First Impressions is a brand new series where I share my preliminary thoughts on any video game, anime, or manga titles I’ve been consuming! When I asked you all what you’d like to see more of on Chic Pixel in my September reader survey, I got a lot of responses interested in reviews and impressions pieces. Since I don’t always finish things fast enough to review them in a timely manner, First Impressions will enable me to share my thoughts with you that much quicker! Most items featured in First Impressions will receive full reviews at a later date. Be sure to leave me a comment to let me know what you think of this new format!
Superbeat: Xonic (pronounced “sonic”) is one game I’ve excitedly had my eye on ever since it was announced for PS Vita earlier this year. Though I’m not particularly good at rhythm games, it’s actually one of my favorite genres, and after DJMax: Technicka Tune I’d been craving more pulsating rhythm action on my Vita. Superbeat: Xonic may not be a an official DJMax game, but it retains a lot of the elements that make that series so appealing, so suffice it to say, I’m already hooked!
I’ve put in handful of hours to the Sage and World Tour modes so far, mostly using touch controls. For those who would rather use buttons, you can actually switch back and forth between analog controls at any time, even in the middle of a song! Generally I’ve found the touch controls to be very intuitive, but I have a really difficult time executing the directional swipes… I’ll have to put a little more time into the game before I can say whether that’s user error or the touch input not being as responsive as it should be.
I always have a hard time describing exactly how gameplay works in particular rhythm titles, but I’ll give it a shot: in Superbeat: Xonic, icons emerge from the center of the screen and move outward, requiring you to time your button presses or taps with when the notes line up with two parenthesis-like half circles on the screen. There are basic single hit notes as well as the swipe notes I previously mentioned, along with holds and icons that require you to trace a line up and down on the screen or use the analog stick to follow the note’s trail. It should be easy to pick up for anyone who has basic familiarity with rhythm games, but I still find myself having difficulty with the swipe and drag notes.

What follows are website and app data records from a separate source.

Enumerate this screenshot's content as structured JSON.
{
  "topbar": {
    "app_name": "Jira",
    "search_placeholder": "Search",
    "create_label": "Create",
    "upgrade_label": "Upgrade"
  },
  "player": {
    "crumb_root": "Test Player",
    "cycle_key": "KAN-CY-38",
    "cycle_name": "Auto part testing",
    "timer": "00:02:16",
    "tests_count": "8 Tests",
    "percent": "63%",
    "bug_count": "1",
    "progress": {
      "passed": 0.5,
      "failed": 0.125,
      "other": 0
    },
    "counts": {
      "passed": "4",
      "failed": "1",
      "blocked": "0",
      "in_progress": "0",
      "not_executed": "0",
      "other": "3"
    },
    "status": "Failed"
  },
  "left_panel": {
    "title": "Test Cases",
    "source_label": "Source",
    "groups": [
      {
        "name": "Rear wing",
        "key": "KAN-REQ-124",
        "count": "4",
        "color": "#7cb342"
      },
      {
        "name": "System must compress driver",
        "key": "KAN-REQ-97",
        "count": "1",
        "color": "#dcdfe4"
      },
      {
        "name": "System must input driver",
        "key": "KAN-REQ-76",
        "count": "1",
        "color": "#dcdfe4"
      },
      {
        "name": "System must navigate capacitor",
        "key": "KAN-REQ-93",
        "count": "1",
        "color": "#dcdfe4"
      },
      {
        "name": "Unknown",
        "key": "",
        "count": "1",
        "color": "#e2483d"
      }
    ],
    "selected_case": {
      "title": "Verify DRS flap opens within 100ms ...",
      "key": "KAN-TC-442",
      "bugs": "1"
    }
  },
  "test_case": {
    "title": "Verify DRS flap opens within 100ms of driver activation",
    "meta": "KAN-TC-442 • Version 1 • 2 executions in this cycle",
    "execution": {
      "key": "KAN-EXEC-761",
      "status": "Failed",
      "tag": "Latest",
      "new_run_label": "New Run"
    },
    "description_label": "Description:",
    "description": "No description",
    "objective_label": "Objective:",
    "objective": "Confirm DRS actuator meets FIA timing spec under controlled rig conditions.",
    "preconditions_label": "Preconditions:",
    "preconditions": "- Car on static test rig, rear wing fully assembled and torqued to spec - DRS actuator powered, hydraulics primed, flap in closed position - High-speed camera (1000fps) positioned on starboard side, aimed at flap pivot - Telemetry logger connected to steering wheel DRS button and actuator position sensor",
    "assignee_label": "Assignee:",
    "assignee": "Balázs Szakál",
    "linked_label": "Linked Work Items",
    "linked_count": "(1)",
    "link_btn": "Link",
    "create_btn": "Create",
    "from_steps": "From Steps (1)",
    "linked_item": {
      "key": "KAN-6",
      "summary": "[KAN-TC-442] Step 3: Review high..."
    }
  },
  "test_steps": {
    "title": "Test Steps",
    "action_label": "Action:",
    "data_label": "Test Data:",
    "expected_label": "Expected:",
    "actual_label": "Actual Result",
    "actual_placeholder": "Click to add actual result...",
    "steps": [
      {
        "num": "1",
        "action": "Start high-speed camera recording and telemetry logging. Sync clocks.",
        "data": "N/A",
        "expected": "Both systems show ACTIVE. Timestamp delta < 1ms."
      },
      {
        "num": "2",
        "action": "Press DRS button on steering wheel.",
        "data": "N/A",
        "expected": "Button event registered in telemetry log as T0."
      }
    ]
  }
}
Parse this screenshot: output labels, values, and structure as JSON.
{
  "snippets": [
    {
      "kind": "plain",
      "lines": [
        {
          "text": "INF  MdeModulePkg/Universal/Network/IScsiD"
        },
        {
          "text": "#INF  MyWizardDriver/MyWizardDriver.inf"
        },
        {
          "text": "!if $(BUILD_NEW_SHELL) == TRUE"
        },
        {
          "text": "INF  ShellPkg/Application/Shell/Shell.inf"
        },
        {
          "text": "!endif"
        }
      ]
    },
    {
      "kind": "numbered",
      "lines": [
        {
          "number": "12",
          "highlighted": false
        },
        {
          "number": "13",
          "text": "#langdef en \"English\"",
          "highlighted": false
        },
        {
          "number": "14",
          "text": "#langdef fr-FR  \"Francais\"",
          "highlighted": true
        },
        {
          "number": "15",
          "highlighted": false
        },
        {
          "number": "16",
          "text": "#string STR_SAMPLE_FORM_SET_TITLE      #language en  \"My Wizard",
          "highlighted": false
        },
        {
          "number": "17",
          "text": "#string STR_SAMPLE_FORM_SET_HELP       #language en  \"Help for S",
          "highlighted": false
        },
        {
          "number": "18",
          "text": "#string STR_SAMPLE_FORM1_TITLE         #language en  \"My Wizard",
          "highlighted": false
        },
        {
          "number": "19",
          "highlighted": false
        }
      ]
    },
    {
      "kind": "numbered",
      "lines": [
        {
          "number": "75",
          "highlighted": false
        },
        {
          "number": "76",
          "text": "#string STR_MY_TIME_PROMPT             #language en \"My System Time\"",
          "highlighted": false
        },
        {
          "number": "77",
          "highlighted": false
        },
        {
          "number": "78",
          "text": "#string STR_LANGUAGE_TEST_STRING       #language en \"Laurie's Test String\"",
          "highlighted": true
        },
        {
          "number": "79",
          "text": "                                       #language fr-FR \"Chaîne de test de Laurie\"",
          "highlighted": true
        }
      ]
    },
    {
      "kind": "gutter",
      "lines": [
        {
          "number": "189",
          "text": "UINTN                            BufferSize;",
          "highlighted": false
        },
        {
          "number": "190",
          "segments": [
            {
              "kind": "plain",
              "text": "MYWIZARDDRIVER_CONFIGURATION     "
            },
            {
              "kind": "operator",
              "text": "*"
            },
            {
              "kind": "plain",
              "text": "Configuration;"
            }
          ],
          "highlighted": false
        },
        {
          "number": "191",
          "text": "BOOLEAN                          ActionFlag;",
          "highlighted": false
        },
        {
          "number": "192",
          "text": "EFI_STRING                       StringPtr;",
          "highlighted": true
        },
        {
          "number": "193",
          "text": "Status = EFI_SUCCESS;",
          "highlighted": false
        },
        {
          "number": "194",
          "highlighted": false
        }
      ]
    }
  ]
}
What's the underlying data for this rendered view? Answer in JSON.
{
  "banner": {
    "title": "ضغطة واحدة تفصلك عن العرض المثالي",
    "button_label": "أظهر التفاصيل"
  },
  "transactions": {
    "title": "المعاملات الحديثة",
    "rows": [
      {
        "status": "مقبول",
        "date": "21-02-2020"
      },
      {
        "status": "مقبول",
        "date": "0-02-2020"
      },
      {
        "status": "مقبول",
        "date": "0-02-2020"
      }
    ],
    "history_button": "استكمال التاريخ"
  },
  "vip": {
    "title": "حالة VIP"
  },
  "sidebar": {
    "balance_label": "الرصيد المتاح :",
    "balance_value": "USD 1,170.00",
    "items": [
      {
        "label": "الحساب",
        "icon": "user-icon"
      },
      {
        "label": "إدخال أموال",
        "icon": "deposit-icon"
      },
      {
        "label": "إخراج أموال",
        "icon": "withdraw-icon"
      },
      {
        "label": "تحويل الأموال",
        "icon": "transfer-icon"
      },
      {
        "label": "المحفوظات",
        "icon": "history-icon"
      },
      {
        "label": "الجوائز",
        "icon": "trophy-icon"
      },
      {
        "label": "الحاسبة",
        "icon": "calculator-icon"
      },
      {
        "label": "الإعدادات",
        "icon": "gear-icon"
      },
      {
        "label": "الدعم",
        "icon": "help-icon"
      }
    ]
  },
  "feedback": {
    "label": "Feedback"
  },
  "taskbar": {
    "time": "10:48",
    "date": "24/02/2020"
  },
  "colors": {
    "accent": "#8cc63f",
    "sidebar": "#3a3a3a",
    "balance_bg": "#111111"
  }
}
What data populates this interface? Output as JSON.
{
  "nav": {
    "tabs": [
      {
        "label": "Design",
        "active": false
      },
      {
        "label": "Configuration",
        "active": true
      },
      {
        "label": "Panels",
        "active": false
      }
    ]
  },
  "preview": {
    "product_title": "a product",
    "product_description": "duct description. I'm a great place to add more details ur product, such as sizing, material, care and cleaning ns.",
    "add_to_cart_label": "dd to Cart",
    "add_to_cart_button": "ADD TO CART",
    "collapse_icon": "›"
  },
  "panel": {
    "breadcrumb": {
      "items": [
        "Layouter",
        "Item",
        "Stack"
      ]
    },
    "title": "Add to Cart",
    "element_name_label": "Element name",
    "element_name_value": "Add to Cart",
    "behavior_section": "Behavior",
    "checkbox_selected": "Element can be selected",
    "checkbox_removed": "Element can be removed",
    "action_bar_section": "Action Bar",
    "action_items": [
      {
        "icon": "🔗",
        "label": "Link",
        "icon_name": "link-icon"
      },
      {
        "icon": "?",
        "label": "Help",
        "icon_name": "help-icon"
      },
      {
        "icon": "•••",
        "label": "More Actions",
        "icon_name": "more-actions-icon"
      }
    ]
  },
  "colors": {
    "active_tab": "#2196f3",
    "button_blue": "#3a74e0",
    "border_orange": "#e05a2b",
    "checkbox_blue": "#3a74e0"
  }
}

In Stage mode, you can select individual songs to play or sets of varying difficulty to unlock new songs and other items. The World Tour, on the other hand, gives you a set of songs with a specific goal that you’re required to complete to unlock the next stage. DJ Ranking is, as the name suggests, online leaderboards, and while it’s a nice inclusion for those that care about scores I don’t think I’ll spend much time checking to see where I currently fall (it will most certainly be very, very low).
Of course, music is the real magic of a rhythm game, and if you love the kind of dance tracks featured in the likes of DJMax and Dance Dance Revolution, you’re pretty much guaranteed to enjoy Superbeat: Xonic‘s selection. I haven’t found any songs that particularly stand out to me yet, but I’m sure more than one favorite will emerge as I put in more time in the upcoming weeks!
Superbeat: Xonic releases for PS Vita in stores and digitally on November 10th in North America and Europe, and December 17th in Japan (sorry Japan!). These first impressions are based on a North American PSN code provided by the publisher.